§ WHAT IS REQUIRED
Each line in the records that mentions the word "icon" needs to be listed.

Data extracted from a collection
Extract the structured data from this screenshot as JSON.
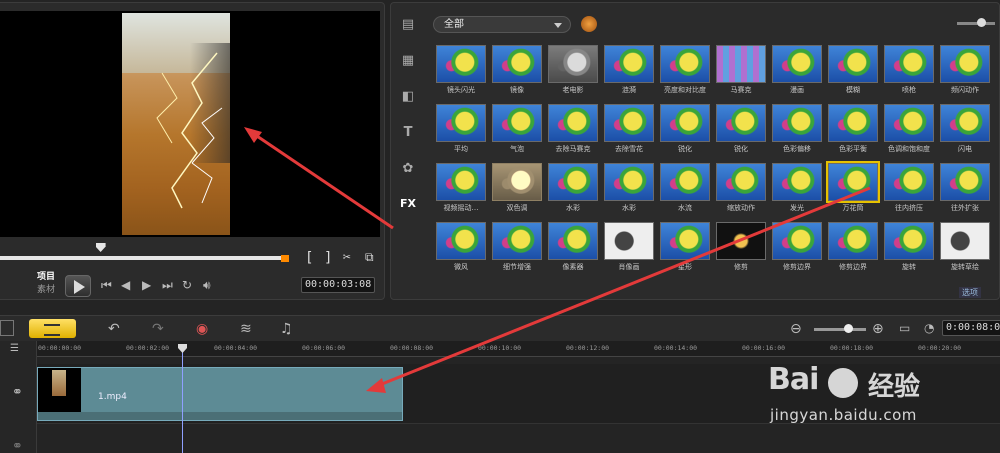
{
  "preview": {
    "mode_project": "项目",
    "mode_clip": "素材",
    "timecode": "00:00:03:08",
    "trim_in": "[",
    "trim_out": "]",
    "progress_fraction": 0.34
  },
  "library": {
    "filter_category": "全部",
    "tools": [
      "media-icon",
      "instant-project-icon",
      "transition-icon",
      "title-icon",
      "graphic-icon",
      "FX"
    ],
    "effects": [
      {
        "label": "镜头闪光",
        "style": ""
      },
      {
        "label": "镜像",
        "style": ""
      },
      {
        "label": "老电影",
        "style": "gray"
      },
      {
        "label": "涟漪",
        "style": ""
      },
      {
        "label": "亮度和对比度",
        "style": ""
      },
      {
        "label": "马赛克",
        "style": "mosaic"
      },
      {
        "label": "漫画",
        "style": ""
      },
      {
        "label": "模糊",
        "style": ""
      },
      {
        "label": "喷枪",
        "style": ""
      },
      {
        "label": "频闪动作",
        "style": ""
      },
      {
        "label": "平均",
        "style": ""
      },
      {
        "label": "气泡",
        "style": ""
      },
      {
        "label": "去除马赛克",
        "style": ""
      },
      {
        "label": "去除雪花",
        "style": ""
      },
      {
        "label": "锐化",
        "style": ""
      },
      {
        "label": "锐化",
        "style": ""
      },
      {
        "label": "色彩偏移",
        "style": ""
      },
      {
        "label": "色彩平衡",
        "style": ""
      },
      {
        "label": "色调和饱和度",
        "style": ""
      },
      {
        "label": "闪电",
        "style": ""
      },
      {
        "label": "视频摇动…",
        "style": ""
      },
      {
        "label": "双色调",
        "style": "sepia"
      },
      {
        "label": "水彩",
        "style": ""
      },
      {
        "label": "水彩",
        "style": ""
      },
      {
        "label": "水流",
        "style": ""
      },
      {
        "label": "缩放动作",
        "style": ""
      },
      {
        "label": "发光",
        "style": ""
      },
      {
        "label": "万花筒",
        "style": "sel"
      },
      {
        "label": "往内挤压",
        "style": ""
      },
      {
        "label": "往外扩张",
        "style": ""
      },
      {
        "label": "微风",
        "style": ""
      },
      {
        "label": "细节增强",
        "style": ""
      },
      {
        "label": "像素器",
        "style": ""
      },
      {
        "label": "肖像画",
        "style": "white"
      },
      {
        "label": "星形",
        "style": ""
      },
      {
        "label": "修剪",
        "style": "dark"
      },
      {
        "label": "修剪边界",
        "style": ""
      },
      {
        "label": "修剪边界",
        "style": ""
      },
      {
        "label": "旋转",
        "style": ""
      },
      {
        "label": "旋转草绘",
        "style": "white"
      }
    ],
    "scroll_button": "选项"
  },
  "timeline": {
    "ruler_ticks": [
      "00:00:00:00",
      "00:00:02:00",
      "00:00:04:00",
      "00:00:06:00",
      "00:00:08:00",
      "00:00:10:00",
      "00:00:12:00",
      "00:00:14:00",
      "00:00:16:00",
      "00:00:18:00",
      "00:00:20:00"
    ],
    "timecode": "0:00:08:00",
    "clip_name": "1.mp4",
    "playhead_seconds": 3.3
  },
  "watermark": {
    "logo": "Bai",
    "cn": "经验",
    "url": "jingyan.baidu.com"
  },
  "colors": {
    "accent": "#e0b100",
    "clip": "#5d8b95",
    "annotation_arrow": "#e33a3a"
  }
}
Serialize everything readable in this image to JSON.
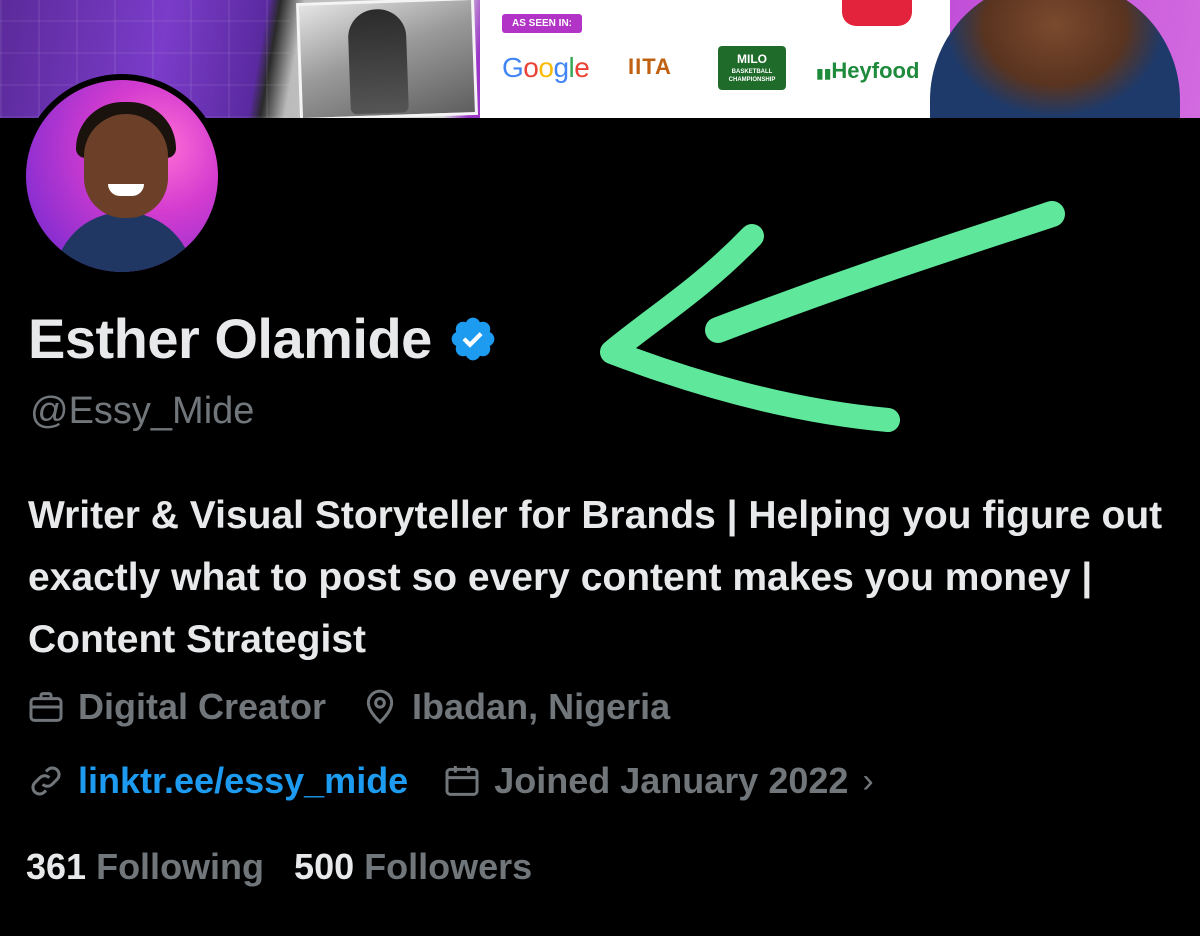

§ WRITTEN ANSWER
      "media-icon",
      "instant-project-icon",
      "transition-icon",
      "title-icon",
      "graphic-icon",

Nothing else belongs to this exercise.